◆ PROVIDED DATA:
★ ★ ★ ★ ★ ★ ★
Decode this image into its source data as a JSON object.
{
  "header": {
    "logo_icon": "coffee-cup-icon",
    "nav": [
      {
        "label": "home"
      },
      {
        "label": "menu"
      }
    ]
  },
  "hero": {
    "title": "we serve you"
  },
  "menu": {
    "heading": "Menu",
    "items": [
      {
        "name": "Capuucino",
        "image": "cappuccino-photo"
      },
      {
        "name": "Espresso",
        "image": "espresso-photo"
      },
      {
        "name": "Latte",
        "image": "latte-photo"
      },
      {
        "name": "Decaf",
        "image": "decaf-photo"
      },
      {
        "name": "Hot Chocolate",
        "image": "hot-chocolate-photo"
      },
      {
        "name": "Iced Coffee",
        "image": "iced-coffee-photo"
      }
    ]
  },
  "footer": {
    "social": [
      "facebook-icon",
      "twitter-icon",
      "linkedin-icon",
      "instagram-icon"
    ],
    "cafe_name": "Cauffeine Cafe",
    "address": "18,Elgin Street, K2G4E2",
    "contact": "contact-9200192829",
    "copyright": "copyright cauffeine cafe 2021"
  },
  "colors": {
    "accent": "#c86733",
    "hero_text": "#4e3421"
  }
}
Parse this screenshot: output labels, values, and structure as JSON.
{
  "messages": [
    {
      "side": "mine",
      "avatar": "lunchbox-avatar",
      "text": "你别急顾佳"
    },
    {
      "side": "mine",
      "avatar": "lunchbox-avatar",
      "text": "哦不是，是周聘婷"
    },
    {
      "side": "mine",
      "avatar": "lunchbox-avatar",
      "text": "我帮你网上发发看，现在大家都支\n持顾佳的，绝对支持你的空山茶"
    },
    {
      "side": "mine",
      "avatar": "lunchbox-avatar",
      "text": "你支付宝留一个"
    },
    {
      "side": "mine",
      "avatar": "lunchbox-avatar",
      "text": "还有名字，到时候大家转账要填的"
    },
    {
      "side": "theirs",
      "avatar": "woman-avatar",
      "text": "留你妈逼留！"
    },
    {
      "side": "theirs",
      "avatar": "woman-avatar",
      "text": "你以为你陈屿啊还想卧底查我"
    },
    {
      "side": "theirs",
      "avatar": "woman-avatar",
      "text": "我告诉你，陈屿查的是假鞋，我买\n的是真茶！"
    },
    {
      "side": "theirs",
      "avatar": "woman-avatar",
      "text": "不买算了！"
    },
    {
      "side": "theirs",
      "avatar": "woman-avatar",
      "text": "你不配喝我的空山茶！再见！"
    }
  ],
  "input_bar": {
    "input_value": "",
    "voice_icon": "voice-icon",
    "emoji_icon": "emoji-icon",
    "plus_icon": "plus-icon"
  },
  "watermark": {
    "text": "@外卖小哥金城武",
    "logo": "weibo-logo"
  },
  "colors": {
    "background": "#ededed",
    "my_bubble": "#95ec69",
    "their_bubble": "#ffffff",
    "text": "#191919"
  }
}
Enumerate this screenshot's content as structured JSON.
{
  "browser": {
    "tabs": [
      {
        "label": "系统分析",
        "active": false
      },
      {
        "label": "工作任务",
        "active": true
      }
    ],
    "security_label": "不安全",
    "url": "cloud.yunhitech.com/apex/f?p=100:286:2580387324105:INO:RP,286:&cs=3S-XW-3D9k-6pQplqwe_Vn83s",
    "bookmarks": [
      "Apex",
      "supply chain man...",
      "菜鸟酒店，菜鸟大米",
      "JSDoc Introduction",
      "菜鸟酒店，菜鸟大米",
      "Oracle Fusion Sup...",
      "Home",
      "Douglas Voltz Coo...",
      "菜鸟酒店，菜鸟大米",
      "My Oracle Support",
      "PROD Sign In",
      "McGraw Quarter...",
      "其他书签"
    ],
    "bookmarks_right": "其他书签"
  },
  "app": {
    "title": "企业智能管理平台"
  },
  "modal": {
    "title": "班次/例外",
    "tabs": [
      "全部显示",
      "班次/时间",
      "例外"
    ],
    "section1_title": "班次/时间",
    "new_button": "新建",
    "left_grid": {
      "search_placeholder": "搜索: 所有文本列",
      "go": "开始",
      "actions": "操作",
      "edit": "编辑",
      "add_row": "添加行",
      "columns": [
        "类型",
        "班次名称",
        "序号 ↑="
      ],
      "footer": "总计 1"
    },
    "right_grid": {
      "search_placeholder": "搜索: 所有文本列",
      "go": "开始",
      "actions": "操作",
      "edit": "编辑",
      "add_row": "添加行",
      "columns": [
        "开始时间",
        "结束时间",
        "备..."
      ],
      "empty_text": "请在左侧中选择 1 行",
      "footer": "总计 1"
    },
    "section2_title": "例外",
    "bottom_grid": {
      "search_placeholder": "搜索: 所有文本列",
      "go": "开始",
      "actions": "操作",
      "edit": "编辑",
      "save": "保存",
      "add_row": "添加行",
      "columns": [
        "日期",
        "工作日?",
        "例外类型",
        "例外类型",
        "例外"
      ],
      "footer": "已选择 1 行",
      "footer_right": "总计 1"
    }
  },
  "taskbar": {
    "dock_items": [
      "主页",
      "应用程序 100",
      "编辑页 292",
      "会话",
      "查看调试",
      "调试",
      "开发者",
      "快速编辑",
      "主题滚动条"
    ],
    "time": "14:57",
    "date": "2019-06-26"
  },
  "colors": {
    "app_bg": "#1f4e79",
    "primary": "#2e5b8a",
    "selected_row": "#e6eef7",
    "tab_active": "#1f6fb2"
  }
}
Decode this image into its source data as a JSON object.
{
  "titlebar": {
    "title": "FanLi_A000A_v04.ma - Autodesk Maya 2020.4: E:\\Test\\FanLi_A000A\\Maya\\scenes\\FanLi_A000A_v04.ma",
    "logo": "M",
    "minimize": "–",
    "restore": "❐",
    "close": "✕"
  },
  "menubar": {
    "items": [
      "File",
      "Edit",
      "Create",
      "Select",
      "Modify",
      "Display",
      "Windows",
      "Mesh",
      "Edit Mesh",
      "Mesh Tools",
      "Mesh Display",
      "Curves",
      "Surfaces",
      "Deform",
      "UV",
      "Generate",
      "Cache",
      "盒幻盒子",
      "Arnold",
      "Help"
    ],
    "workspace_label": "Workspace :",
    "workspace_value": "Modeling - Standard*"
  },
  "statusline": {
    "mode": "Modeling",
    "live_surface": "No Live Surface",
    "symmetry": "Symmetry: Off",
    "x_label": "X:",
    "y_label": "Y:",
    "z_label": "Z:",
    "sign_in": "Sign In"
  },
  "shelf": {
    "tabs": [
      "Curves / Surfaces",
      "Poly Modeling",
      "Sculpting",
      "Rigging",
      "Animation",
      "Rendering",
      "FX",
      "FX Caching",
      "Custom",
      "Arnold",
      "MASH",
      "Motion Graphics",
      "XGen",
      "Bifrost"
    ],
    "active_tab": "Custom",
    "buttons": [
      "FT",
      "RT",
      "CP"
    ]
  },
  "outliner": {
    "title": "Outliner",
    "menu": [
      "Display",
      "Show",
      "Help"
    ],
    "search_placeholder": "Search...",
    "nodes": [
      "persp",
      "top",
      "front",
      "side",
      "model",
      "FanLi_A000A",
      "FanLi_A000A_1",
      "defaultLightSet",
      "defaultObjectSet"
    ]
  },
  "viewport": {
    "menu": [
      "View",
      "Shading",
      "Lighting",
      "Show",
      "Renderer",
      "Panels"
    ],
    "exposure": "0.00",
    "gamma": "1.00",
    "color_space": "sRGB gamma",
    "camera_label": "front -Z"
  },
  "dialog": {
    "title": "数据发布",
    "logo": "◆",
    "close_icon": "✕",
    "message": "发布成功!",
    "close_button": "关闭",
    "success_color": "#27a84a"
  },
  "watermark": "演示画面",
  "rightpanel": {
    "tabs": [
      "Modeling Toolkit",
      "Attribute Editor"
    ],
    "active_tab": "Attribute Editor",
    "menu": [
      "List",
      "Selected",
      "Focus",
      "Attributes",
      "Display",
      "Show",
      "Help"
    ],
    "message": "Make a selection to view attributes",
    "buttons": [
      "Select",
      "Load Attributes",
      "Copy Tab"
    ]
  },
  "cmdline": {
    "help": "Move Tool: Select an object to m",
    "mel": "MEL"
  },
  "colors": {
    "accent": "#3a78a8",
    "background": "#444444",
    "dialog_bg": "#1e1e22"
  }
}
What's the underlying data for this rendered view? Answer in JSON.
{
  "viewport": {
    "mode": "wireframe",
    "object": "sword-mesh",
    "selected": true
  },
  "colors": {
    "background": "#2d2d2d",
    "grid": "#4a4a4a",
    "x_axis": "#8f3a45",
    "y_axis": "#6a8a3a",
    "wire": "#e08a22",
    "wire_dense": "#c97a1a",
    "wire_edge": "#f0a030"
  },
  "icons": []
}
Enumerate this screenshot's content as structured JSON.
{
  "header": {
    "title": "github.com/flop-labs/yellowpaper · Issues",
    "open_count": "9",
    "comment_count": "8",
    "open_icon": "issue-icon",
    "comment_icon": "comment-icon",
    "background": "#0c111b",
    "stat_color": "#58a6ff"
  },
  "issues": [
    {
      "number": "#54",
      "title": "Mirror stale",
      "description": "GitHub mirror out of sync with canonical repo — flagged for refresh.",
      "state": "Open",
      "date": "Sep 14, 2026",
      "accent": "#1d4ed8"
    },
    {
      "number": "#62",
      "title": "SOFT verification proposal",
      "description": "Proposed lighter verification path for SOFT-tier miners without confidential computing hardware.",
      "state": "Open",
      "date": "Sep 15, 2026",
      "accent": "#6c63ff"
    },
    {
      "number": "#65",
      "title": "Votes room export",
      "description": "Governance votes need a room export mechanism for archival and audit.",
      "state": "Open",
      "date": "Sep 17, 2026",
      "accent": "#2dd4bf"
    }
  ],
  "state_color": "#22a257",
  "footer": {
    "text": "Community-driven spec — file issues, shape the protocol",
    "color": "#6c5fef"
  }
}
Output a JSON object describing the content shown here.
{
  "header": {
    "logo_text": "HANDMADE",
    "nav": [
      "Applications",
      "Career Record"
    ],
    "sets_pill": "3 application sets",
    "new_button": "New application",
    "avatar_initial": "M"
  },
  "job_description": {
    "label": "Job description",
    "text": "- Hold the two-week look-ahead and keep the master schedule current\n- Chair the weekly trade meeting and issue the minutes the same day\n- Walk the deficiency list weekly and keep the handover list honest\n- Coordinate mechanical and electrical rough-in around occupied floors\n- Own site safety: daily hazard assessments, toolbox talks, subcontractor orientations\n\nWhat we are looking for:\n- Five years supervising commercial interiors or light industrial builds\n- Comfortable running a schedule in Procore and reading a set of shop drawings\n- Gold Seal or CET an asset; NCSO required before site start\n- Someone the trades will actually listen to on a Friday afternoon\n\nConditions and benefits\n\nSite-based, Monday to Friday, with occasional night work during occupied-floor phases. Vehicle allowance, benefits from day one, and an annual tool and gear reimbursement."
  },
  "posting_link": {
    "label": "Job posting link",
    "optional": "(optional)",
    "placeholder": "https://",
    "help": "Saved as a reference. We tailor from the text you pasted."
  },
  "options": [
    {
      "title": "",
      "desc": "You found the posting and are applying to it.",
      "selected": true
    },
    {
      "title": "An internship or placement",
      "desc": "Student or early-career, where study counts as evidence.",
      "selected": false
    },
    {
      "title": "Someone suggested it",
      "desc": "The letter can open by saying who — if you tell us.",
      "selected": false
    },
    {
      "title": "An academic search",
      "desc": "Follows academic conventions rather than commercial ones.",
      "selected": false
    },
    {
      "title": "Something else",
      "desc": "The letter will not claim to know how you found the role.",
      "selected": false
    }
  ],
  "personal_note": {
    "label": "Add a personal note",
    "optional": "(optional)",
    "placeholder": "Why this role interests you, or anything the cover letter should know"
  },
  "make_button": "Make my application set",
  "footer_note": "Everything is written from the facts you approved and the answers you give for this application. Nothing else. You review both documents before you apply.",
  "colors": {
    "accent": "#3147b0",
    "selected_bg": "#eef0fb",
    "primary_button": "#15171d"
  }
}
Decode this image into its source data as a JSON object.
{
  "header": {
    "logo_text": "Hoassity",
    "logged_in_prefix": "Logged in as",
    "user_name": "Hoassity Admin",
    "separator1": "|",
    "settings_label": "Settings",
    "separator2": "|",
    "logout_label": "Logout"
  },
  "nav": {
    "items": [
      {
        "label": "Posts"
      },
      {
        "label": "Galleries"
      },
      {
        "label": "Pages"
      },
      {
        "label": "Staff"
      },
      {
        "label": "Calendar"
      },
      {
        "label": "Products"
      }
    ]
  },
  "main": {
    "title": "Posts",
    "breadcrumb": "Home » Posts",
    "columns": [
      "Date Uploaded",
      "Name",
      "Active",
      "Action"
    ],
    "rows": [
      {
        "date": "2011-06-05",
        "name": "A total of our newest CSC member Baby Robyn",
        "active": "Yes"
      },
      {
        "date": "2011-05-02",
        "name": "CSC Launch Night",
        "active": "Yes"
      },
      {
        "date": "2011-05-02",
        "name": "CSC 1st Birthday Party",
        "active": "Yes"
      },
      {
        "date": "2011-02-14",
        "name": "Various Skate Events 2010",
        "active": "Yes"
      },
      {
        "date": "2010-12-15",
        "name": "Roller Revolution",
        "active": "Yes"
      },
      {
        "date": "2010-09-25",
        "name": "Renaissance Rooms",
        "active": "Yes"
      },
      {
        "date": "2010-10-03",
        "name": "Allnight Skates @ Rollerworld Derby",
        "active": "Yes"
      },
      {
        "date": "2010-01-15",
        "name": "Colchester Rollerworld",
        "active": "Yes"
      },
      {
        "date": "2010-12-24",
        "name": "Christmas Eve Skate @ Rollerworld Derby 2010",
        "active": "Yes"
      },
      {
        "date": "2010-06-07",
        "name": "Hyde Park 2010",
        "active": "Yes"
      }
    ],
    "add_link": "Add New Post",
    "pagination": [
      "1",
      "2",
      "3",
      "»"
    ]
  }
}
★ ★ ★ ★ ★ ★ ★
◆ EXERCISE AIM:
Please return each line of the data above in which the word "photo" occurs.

◆ TASK RESULT:
        "image": "cappuccino-photo"
        "image": "espresso-photo"
        "image": "latte-photo"
        "image": "decaf-photo"
        "image": "hot-chocolate-photo"
        "image": "iced-coffee-photo"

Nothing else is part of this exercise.